Proton-pump inhibitors sound like something right out of Star Wars, but they're actually common - far too common, considering their potential risks - here in the real world.
 
This class of drugs, which includes Nexium, Prilosec and Prevacid, among others, is prescribed to treat digestive tract issues such as gastroesophageal reflux, chronic dyspepsia (indigestion) and peptic ulcer disease. These conditions are all characterized by excessive production of stomach acid. The intended mechanism of action of proton-pump inhibitors, as you might expect, is to reduce acid by blocking the gastric proton pump; a decidedly unintended mechanism of action is increased fracture risk.

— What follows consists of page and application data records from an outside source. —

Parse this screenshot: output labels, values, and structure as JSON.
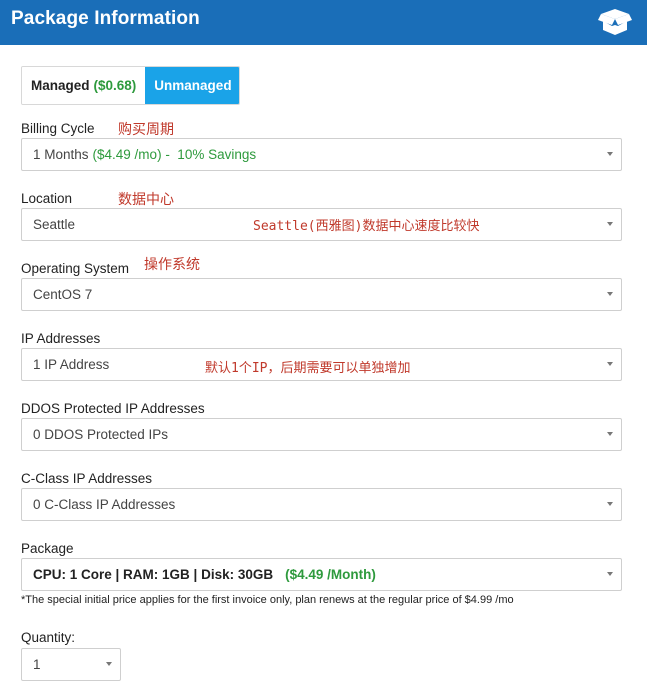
{
  "header": {
    "title": "Package Information",
    "icon": "open-box-icon"
  },
  "tabs": {
    "managed_label": "Managed",
    "managed_price": "($0.68)",
    "unmanaged_label": "Unmanaged",
    "active": "Unmanaged"
  },
  "billing": {
    "label": "Billing Cycle",
    "annotation": "购买周期",
    "value_prefix": "1 Months",
    "value_price": "($4.49 /mo)",
    "value_savings": " -  10% Savings"
  },
  "location": {
    "label": "Location",
    "annotation": "数据中心",
    "value": "Seattle",
    "inline_annotation": "Seattle(西雅图)数据中心速度比较快"
  },
  "os": {
    "label": "Operating System",
    "annotation": "操作系统",
    "value": "CentOS 7"
  },
  "ip": {
    "label": "IP Addresses",
    "value": "1 IP Address",
    "inline_annotation": "默认1个IP，后期需要可以单独增加"
  },
  "ddos": {
    "label": "DDOS Protected IP Addresses",
    "value": "0 DDOS Protected IPs"
  },
  "cclass": {
    "label": "C-Class IP Addresses",
    "value": "0 C-Class IP Addresses"
  },
  "package": {
    "label": "Package",
    "value_specs": "CPU: 1 Core | RAM: 1GB | Disk: 30GB",
    "value_price": "($4.49 /Month)",
    "note": "*The special initial price applies for the first invoice only, plan renews at the regular price of $4.99 /mo"
  },
  "quantity": {
    "label": "Quantity:",
    "value": "1"
  },
  "colors": {
    "header_bg": "#1a6eb8",
    "active_tab": "#1aa3e8",
    "price_green": "#2e9a3d",
    "annotation_red": "#c0392b"
  }
}
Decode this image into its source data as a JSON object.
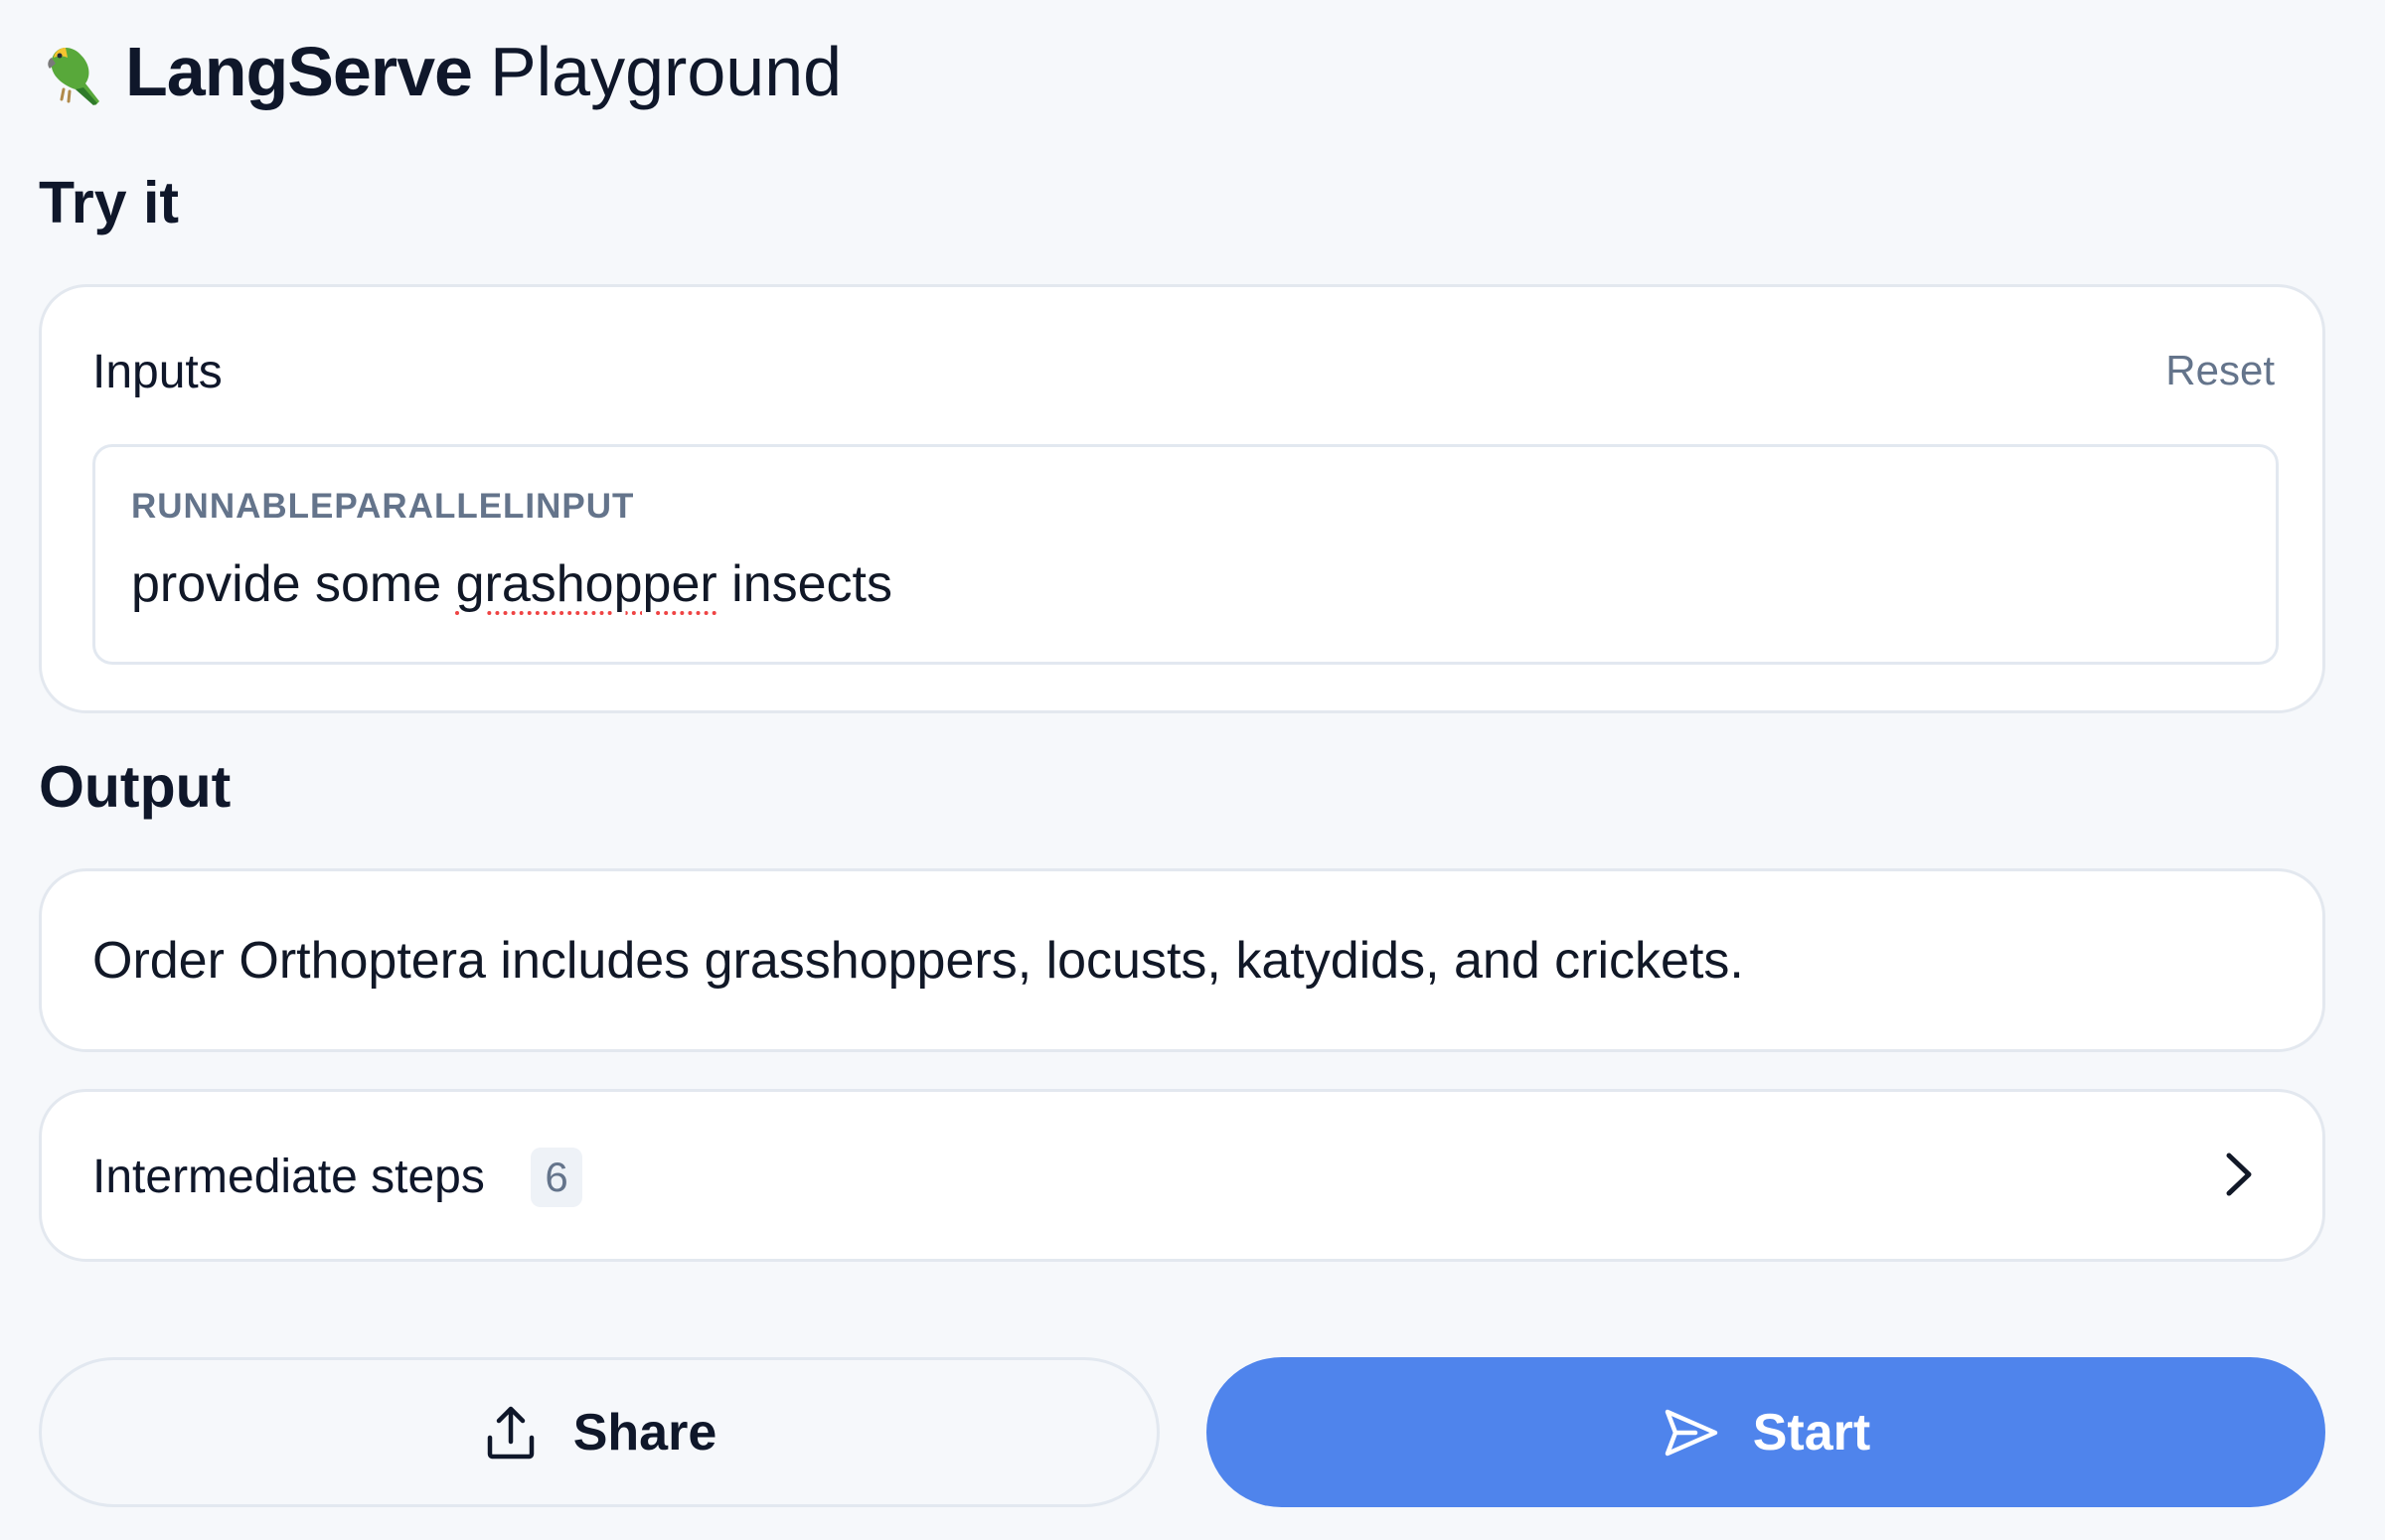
{
  "header": {
    "brand": "LangServe",
    "title": "Playground",
    "logo_icon": "parrot-icon"
  },
  "try_it": {
    "heading": "Try it",
    "inputs_label": "Inputs",
    "reset_label": "Reset",
    "field": {
      "label": "RUNNABLEPARALLELINPUT",
      "value_before": "provide some ",
      "value_misspelled": "grashopper",
      "value_after": " insects"
    }
  },
  "output": {
    "heading": "Output",
    "text": "Order Orthoptera includes grasshoppers, locusts, katydids, and crickets."
  },
  "intermediate_steps": {
    "label": "Intermediate steps",
    "count": "6",
    "icon": "chevron-right-icon"
  },
  "actions": {
    "share_label": "Share",
    "share_icon": "share-icon",
    "start_label": "Start",
    "start_icon": "send-icon"
  },
  "colors": {
    "background": "#f6f8fb",
    "accent": "#4f84ec",
    "card_border": "#e3e8ef",
    "muted_text": "#64748b"
  }
}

Following a recent Food and Drug Administration (FDA) review of studies, the administration posted a "class labeling change"  notice on its Web site alerting health care professionals and consumers that proton-pump inhibitors will now feature a label warning regarding "a possible increased risk of fractures at the hip, wrist and spine" attributable to their use. According to the FDA, people ages 50 or older who had been taking the medication for one year or more, often in high doses, were at the greatest risk.
 
If your doctor tells you proton-pump inhibitors are in your immediate future, ask about the potential side effects and if you can avoid taking medication altogether.
 
(Note from Dr. Mha Atma: A true anti-inflammatory diet, which eliminates all sources of refined sugar, refined grains--including anything made from flour, and oils made from soybean, corn, safflower, and sunflower, and includes lots of fresh vegetables, fruit, and nuts along with (optionally) moderate amounts of animal protein, can greatly reduce the gastric reflux symptoms that lead to prescription of proton-pump inhibitors.)